“The main local sources of air pollution in Delhi during winters are vehicular emissions, construction activities and burning of waste. In this critical period, when the weather is not favorable, we have to strictly enforce the measures to control these local sources so that the local sources in Delhi are controlled, ”Goyal said.
From November 5 to 10, the capital saw a streak of “severe” air days for six consecutive days. But the spread of pollution after Diwali was the fastest this year, compared to the past five years. The AQI went from “severe” to moderate in two days due to high wind speeds and rain in many parts of the city.
According to data from the CPCB, 189Agricultural fires were reported on Monday that contributed to 5% of Delhi’s pollution. This proportion was around 32% during the six-day period of “severe” air earlier this month.
Balbir Singh Rajewal, president of the Bharatiya Kisan Union, said that the burning of rice stubble has ended in Punjab. “In most of the agricultural area of the state, the rabi season wheat crop was planted,” he said.
Krunesh Garg, a member-secretary of Punjab’s pollution control board, said that currently only a “negligible number” of agricultural fires are reported. “The total number of fire cases (in the state) reaching 76,000 is a matter of concern for us because it is substantially more than the number from last season (57,000). I want to highlight that the number of cases when they were verified on the ground were much lower than those reported by the satellite, “he said.
Anumita Roychowdhury, executive director (research and advocacy) of the think-tank Center for Science and Environment, said that while Delhi has, to some extent, managed to bend the pollution curve this season, levels are still around a “60 % higher “than acceptable limits.
“There is no doubt that Delhi cannot solve its pollution problem on its own because it shares a common air basin with states like Punjab, Haryana, Uttar Pradesh, etc., where the sources of pollution are not controlled compared to the capital. . But with that said, law enforcement needs to get much better.

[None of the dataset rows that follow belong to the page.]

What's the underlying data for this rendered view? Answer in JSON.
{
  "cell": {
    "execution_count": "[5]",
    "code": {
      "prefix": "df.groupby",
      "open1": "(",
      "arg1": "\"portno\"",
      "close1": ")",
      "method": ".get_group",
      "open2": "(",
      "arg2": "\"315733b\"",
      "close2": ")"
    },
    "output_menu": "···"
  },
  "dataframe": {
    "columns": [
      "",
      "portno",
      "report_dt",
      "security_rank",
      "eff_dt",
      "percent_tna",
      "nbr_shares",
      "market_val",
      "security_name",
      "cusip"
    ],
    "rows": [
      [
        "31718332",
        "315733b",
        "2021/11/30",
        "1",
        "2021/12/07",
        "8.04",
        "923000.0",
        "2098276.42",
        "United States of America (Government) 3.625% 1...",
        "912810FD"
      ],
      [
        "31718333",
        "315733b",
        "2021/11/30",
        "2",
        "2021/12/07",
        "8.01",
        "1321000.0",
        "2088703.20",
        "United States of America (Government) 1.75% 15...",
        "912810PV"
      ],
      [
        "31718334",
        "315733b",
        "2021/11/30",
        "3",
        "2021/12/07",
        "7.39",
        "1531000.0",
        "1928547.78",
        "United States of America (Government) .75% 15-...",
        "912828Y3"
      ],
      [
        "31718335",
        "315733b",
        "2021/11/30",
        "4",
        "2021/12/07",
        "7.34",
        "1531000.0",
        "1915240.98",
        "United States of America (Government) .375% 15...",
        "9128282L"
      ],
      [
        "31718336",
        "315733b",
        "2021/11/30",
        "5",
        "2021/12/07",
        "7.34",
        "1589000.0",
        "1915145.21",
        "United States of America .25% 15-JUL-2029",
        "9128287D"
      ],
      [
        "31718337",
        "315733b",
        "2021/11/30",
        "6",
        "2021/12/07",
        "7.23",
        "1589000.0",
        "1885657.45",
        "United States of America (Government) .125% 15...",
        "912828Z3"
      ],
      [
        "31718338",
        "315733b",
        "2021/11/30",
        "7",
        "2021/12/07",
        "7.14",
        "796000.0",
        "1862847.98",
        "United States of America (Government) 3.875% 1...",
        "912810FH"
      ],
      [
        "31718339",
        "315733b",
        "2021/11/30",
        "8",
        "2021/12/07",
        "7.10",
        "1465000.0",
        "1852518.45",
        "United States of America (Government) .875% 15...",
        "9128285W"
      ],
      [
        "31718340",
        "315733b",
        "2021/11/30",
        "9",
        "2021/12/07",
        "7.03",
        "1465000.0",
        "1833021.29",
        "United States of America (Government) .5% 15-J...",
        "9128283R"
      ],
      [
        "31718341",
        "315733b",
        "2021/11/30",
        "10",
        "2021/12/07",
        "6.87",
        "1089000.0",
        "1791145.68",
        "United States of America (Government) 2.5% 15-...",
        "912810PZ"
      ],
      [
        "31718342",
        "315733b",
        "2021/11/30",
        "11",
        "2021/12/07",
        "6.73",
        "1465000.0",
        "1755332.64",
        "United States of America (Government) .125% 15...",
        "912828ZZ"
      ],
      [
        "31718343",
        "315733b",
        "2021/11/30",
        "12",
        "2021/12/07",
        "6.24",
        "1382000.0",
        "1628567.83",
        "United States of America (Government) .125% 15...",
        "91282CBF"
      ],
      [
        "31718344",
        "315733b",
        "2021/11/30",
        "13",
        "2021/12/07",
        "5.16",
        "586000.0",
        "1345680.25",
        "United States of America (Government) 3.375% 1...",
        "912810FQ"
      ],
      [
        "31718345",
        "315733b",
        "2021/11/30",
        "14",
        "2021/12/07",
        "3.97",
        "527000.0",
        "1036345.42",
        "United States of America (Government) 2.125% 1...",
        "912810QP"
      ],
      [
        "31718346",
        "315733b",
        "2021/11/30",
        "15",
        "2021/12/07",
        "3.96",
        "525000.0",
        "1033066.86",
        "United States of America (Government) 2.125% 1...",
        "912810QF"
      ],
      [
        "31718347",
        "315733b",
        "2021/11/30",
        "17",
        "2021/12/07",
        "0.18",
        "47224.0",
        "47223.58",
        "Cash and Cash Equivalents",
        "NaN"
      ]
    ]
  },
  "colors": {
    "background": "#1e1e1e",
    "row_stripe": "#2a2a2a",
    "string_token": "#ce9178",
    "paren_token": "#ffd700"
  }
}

Law enforcement agencies know exactly what to do when air quality reaches a certain level; it is clearly listed in Grap (Gradual Response Action Plan). All they need to do is make sure the measures are strictly enforced, ”said Roychowdhury.
In a significant move, the Union Ministry of the Environment incorporated the Commission for the Management of Air Quality in the National Capital Region and Adjacent Areas through an ordinance on October 29. Its goal is to implement a consolidated approach to monitor, address and eliminate the causes of air pollution in Delhi-NCR and surrounding areas. While doing so, the Center dissolved all ad-hoc committees and bodies created under court orders, including the Supreme Court-ordered Environmental Pollution Control Authority (EPCA), which had the task of overseeing the pollution control of the air at NCR since 1998.
M Kutty, chairman of the new panel, and Arvind Nautiyal, deputy secretary of the Environment Ministry and a full-time member of the commission, did not respond to HT’s calls on Tuesday.